Eighty-four percent of the time, it use each time.
A study involving more than 400,000 participants and their Apple Watches indicated that the smart maneuver may accommodate some model of early warning for those knowledge the heart rate breach known as atrial fibrillation. So reports Reuters, which notes that the research was funded by Apple.
The study, done in collaboration with Stanford Medicine, required people to wear an Apple Watch and made use of the watch’s irregular lilt notification peculiarity. It found that around 84 percentage of the people notification to an erratic heart rate by the watch were actually shown “to be in atrial fibrillation at the time of the notification.”
Which, with atrial fibrillation has become a lawsuit of blows, seems like a good thing providing information about your mind!
Apple bragged the findings in a press release , indicating the watch “feature’s ability to give a customer important state information without starting wasteful responsibility to their doctor’s schedule.”
Some other important detects from the study, which involved parties in all 50 commonwealths, include the fact that merely 0.5 percent of study participates were notified by the watch of an erratic heartbeat. Notably, exclusively 57 percent of those who got the notification visited the doctor because of it.

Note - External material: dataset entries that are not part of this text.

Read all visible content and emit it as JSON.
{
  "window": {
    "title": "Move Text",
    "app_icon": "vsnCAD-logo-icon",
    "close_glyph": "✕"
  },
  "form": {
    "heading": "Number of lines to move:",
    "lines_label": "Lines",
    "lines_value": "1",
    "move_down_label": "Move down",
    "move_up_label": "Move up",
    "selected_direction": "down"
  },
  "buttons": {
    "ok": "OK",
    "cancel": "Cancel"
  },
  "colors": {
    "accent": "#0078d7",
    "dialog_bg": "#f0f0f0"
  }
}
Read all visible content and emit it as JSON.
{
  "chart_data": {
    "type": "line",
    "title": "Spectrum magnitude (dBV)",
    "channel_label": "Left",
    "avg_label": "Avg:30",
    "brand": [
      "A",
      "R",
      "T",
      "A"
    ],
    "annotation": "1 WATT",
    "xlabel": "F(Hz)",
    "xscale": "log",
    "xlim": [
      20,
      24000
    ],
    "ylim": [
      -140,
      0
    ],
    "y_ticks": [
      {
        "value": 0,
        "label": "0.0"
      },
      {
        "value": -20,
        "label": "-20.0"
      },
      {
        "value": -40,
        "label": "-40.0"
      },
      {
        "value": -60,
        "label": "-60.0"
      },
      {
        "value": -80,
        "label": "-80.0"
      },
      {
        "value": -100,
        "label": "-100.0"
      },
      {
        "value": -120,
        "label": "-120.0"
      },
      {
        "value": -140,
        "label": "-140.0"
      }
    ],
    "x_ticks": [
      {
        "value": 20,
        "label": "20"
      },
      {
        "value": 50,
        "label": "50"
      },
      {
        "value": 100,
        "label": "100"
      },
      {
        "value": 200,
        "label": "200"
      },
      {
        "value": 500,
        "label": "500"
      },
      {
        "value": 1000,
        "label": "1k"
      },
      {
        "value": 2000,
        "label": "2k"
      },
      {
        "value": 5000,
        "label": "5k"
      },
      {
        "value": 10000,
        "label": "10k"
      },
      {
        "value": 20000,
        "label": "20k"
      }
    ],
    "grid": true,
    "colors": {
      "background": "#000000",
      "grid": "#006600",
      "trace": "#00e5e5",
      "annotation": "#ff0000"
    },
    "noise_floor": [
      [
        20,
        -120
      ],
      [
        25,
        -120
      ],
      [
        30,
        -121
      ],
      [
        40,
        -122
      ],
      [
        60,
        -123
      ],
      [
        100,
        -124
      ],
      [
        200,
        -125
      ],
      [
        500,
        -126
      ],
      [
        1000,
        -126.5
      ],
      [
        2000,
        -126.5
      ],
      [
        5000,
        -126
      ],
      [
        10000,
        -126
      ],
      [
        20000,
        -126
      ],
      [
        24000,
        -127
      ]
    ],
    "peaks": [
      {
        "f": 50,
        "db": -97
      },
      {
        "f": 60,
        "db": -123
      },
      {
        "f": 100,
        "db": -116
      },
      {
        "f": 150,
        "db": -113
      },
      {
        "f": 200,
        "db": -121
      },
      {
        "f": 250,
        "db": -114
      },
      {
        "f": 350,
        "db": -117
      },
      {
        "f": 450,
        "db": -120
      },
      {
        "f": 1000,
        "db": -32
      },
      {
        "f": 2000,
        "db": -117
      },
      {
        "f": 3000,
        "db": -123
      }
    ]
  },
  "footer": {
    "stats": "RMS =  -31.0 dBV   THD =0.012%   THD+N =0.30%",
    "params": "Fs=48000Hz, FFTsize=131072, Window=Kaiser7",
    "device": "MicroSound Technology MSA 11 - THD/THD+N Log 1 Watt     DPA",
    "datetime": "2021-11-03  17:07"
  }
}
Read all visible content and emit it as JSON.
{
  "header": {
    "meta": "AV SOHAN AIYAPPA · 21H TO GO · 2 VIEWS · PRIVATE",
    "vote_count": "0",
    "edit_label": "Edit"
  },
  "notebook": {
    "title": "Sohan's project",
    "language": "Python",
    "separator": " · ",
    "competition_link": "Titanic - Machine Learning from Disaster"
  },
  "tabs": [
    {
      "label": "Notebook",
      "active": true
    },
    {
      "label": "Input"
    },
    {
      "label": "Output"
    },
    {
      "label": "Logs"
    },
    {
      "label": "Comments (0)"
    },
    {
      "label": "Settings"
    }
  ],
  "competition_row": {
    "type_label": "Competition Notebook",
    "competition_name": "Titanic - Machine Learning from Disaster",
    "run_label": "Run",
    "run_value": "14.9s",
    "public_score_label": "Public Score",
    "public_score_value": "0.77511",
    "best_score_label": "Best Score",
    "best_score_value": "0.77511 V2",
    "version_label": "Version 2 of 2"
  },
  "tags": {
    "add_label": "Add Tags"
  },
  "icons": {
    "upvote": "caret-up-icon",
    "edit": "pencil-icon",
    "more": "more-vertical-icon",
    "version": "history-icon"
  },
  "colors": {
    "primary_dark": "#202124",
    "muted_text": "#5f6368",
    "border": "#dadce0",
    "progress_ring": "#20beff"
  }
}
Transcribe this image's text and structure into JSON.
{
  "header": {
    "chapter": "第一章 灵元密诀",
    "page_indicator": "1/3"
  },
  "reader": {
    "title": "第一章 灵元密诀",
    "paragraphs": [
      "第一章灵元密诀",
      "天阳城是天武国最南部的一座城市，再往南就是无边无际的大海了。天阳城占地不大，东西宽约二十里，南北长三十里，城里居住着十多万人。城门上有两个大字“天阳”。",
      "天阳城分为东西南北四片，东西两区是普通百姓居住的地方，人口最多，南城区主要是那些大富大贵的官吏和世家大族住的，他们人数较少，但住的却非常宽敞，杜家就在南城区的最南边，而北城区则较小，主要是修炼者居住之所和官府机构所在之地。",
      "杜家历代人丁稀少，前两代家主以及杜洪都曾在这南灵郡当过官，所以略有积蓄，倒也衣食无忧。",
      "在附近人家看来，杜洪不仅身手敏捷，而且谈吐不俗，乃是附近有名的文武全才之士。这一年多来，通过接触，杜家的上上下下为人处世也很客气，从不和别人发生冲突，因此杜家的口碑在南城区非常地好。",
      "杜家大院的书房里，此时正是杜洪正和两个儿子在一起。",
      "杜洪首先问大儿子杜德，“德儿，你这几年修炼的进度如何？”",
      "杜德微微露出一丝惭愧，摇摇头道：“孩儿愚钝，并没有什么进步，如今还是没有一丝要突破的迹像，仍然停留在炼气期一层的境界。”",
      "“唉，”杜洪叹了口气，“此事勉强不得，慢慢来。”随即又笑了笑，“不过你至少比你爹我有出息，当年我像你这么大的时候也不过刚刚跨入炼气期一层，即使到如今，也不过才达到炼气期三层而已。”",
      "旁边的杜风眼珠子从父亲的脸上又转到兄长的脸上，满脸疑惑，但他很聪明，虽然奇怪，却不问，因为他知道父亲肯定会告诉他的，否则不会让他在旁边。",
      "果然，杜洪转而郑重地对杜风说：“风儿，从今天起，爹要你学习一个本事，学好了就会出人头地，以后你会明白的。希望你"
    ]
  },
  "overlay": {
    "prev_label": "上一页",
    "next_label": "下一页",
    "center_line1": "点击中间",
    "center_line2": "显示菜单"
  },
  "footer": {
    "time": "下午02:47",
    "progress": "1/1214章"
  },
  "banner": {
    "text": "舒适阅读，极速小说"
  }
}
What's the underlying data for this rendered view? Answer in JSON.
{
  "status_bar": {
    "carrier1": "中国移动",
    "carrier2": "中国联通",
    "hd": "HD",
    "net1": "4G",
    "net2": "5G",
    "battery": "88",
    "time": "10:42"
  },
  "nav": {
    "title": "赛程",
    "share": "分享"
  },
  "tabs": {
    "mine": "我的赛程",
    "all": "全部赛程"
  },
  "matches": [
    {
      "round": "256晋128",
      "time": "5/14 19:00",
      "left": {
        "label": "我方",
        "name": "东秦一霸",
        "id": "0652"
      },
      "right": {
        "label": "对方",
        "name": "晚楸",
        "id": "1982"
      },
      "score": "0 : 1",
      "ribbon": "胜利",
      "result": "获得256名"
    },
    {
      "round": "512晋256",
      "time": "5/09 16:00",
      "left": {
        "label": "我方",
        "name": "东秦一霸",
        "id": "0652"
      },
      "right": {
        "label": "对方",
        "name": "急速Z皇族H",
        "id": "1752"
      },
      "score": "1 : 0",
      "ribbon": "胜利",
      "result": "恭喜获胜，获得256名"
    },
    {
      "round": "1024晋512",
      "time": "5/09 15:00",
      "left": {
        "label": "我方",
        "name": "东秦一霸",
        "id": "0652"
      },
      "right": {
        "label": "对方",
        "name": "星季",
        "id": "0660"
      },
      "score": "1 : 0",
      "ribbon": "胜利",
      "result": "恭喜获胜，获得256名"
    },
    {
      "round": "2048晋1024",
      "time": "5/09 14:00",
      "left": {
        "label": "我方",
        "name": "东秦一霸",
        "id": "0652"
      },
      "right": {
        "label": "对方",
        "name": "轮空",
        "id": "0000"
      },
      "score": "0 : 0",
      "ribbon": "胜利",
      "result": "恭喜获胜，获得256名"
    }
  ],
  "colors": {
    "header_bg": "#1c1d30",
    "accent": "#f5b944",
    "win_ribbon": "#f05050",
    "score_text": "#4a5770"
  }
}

“The results of the Apple Heart Study highlight the health risks capacity that inventive digital technology can play in creating more predictive and preventative health care, ” Dr. Lloyd Minor, director of the Stanford School of Medicine, said in a press release heralding the study’s sees. “Atrial fibrillation is merely the beginning, as these case studies opens the door to further research into wearable engineerings and how they might be used to prevent disease before it affects — a most important goals of precision health.”
That the Apple Watch might actually be good for something is indeed welcome report, because otherwise it’s kind of hard to justify the cost of the damn thing. So strap one of those newborns on your wrist and keep an eye out for any irregular heart rate notifications — there’s an 84 percent likelihood they’ll are quite right.